The survival of dorsal root ganglion (DRG) neurons, both in vivo and in vitro, is dependent on the availability of nerve growth factor (NGF) for a transient period early in development after which these neurons become independent of NGF for survival. The precise molecular mechanism by which developing DRG neurons gain independence from NGF has not been determined. We used an in vitro model of DRG neuronal development to test hypotheses that independence from NGF in mature DRG neurons could be caused by developmental regulation of either elements of the NGF withdrawal signal transduction pathway or of proteins important for activation of the apoptosis output pathway. Interruption of phosphotidylinositol-3 kinase activation, by treatment with the specific inhibitor LY294002, resulted in apoptosis in immature but not mature DRG neurons in a manner similar to that observed with NGF withdrawal. Further downstream along the signal transduction pathway, c- JUN phosphorylation occurred in both immature and mature DRG neurons after NGF withdrawal or treatment with LY294002, despite the fact that the older neurons did not undergo apoptosis. In contrast, the ratio of expression of the proapoptotic gene bax to antiapoptotic gene bcl-x(L) was many times higher in immature than mature neurons, both in vivo and in vitro. Taken together, these results strongly suggest that developmental regulation of NGF withdrawal-induced apoptosis in DRG occurs via control of the relative level of expression of members of the bcl-2 gene family.
|Number of pages||8|
|Journal||Journal of Neuroscience|

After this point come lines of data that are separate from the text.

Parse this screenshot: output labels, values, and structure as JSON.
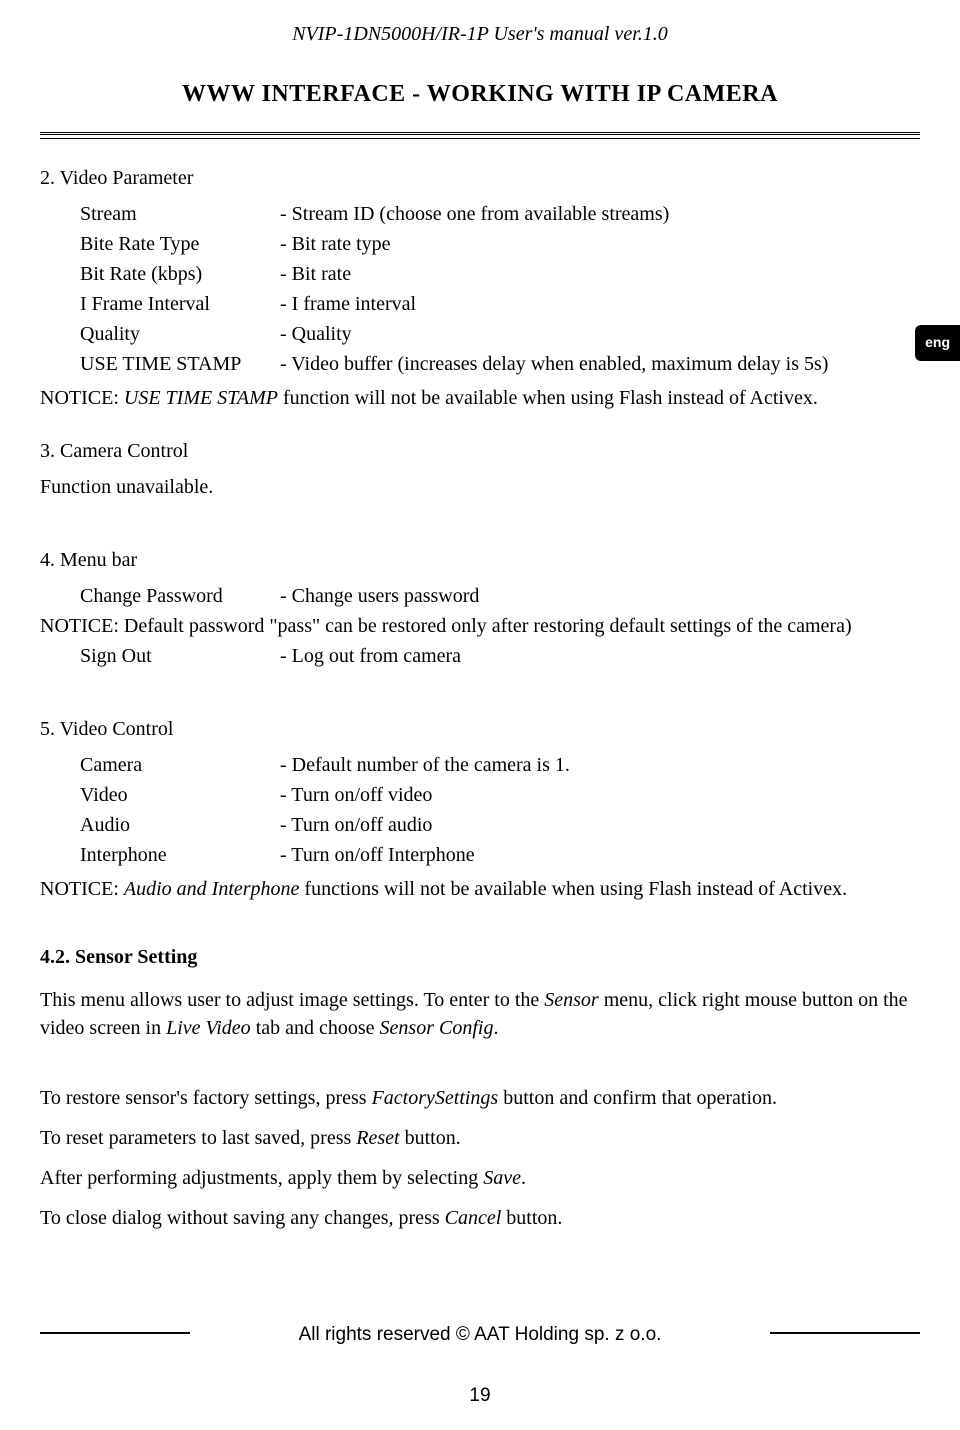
{
  "header": "NVIP-1DN5000H/IR-1P User's manual ver.1.0",
  "title": "WWW INTERFACE - WORKING WITH IP CAMERA",
  "lang_tab": "eng",
  "sec2": {
    "heading": "2. Video Parameter",
    "rows": [
      {
        "label": "Stream",
        "desc": "- Stream ID (choose one from available streams)"
      },
      {
        "label": "Bite Rate Type",
        "desc": "- Bit rate type"
      },
      {
        "label": "Bit Rate (kbps)",
        "desc": "- Bit rate"
      },
      {
        "label": "I Frame Interval",
        "desc": "- I frame interval"
      },
      {
        "label": "Quality",
        "desc": "- Quality"
      },
      {
        "label": "USE TIME STAMP",
        "desc": "- Video buffer (increases delay when enabled, maximum delay is 5s)"
      }
    ],
    "notice_prefix": "NOTICE: ",
    "notice_italic": "USE TIME STAMP",
    "notice_rest": " function will not be available when using Flash instead of Activex."
  },
  "sec3": {
    "heading": "3. Camera Control",
    "body": "Function unavailable."
  },
  "sec4": {
    "heading": "4. Menu bar",
    "row1_label": "Change Password",
    "row1_desc": "- Change users password",
    "notice": "NOTICE: Default password \"pass\" can be restored only after restoring default settings of the camera)",
    "row2_label": "Sign Out",
    "row2_desc": "- Log out from camera"
  },
  "sec5": {
    "heading": "5. Video Control",
    "rows": [
      {
        "label": "Camera",
        "desc": "- Default number of the camera is 1."
      },
      {
        "label": "Video",
        "desc": "- Turn on/off video"
      },
      {
        "label": "Audio",
        "desc": "- Turn on/off audio"
      },
      {
        "label": "Interphone",
        "desc": "- Turn on/off Interphone"
      }
    ],
    "notice_prefix": "NOTICE: ",
    "notice_italic": "Audio and Interphone",
    "notice_rest": " functions will not be available when using Flash instead of Activex."
  },
  "sensor": {
    "heading": "4.2. Sensor Setting",
    "p1_a": "This menu allows user to adjust image settings. To enter to the ",
    "p1_i1": "Sensor",
    "p1_b": " menu, click right mouse button on the video screen in ",
    "p1_i2": "Live Video",
    "p1_c": " tab and choose ",
    "p1_i3": "Sensor Config",
    "p1_d": ".",
    "p2_a": "To restore sensor's factory settings, press ",
    "p2_i": "FactorySettings",
    "p2_b": " button and confirm that operation.",
    "p3_a": "To reset parameters to last saved, press ",
    "p3_i": "Reset",
    "p3_b": " button.",
    "p4_a": "After performing adjustments, apply them by selecting ",
    "p4_i": "Save",
    "p4_b": ".",
    "p5_a": "To close dialog without saving any changes, press ",
    "p5_i": "Cancel",
    "p5_b": " button."
  },
  "footer": "All rights reserved © AAT Holding sp. z o.o.",
  "page_num": "19"
}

|State||Published - Nov 1 1998|
- Bcl-2 gene family
- Dorsal root ganglion
- Nerve growth factor
- Phosphotidylinositol-3 kinase